    I’d want to know, I think, if I was in his position and had a family history of something. I don’t really like surprises, and I love the opportunity to plan ahead whenever possible. I’m not interesting in going looking for things that aren’t historically in my family to see if I might possibly suffer from something in the future, though.

  • Suzy Garza Higley

    I wouldn’t want to know. I would constantly think about it and not enjoy each present day. No one knows the fate of our life anyway. He could be 100% on that front, but other things can happen. Life is not certain. …and there is never enough preparation. No. I’m pretty positive about that. Great one Kriste!!!

  • Kriste Colley

    Thanks for the thoughts, Becca. Not only does this disease run in his family, it has a very, very strong incidence, and if he had the gene it would 100% turn on and affect his brain functioning at a young age. I agree with you, though, there is no reason to go digging around at things that aren’t a direct and strong possibility.

  • Kriste Colley

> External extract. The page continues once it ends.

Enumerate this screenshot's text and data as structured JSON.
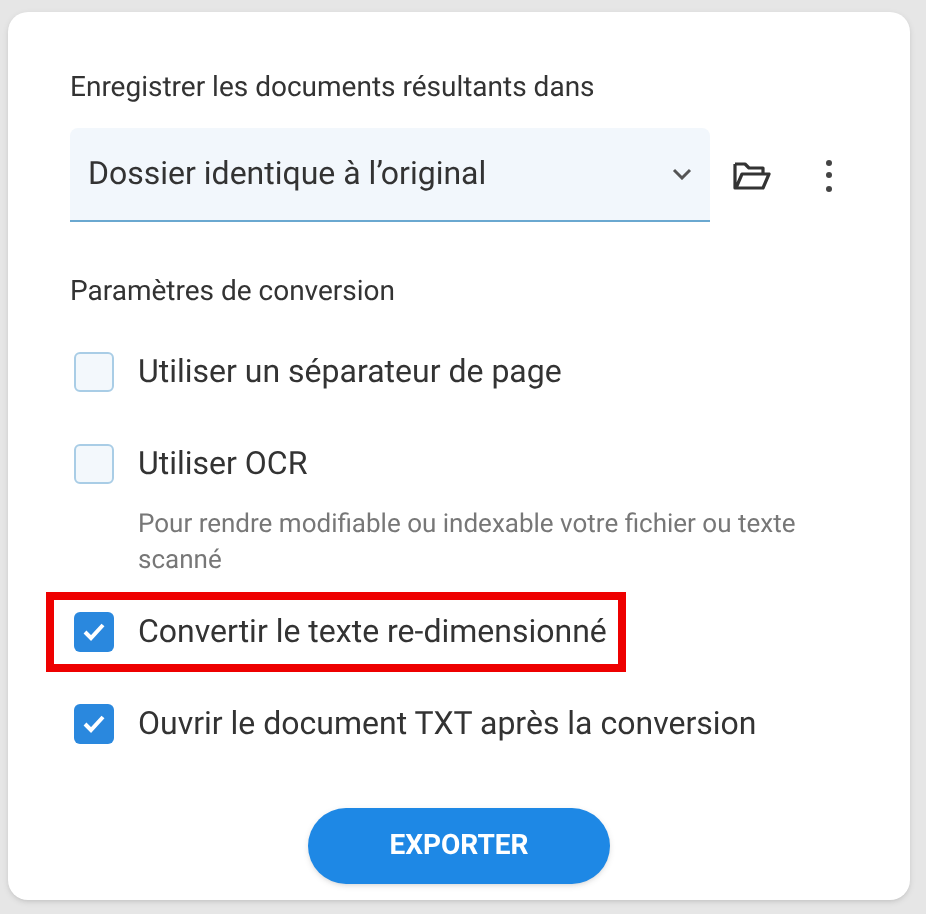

    I think his is the best case scenario. Of course I would want to know if the results turned out to be negative, to have that relief, that burden off of my shoulders. If the results swung in the other direction, well, that’s when it gets evil and tricky for me.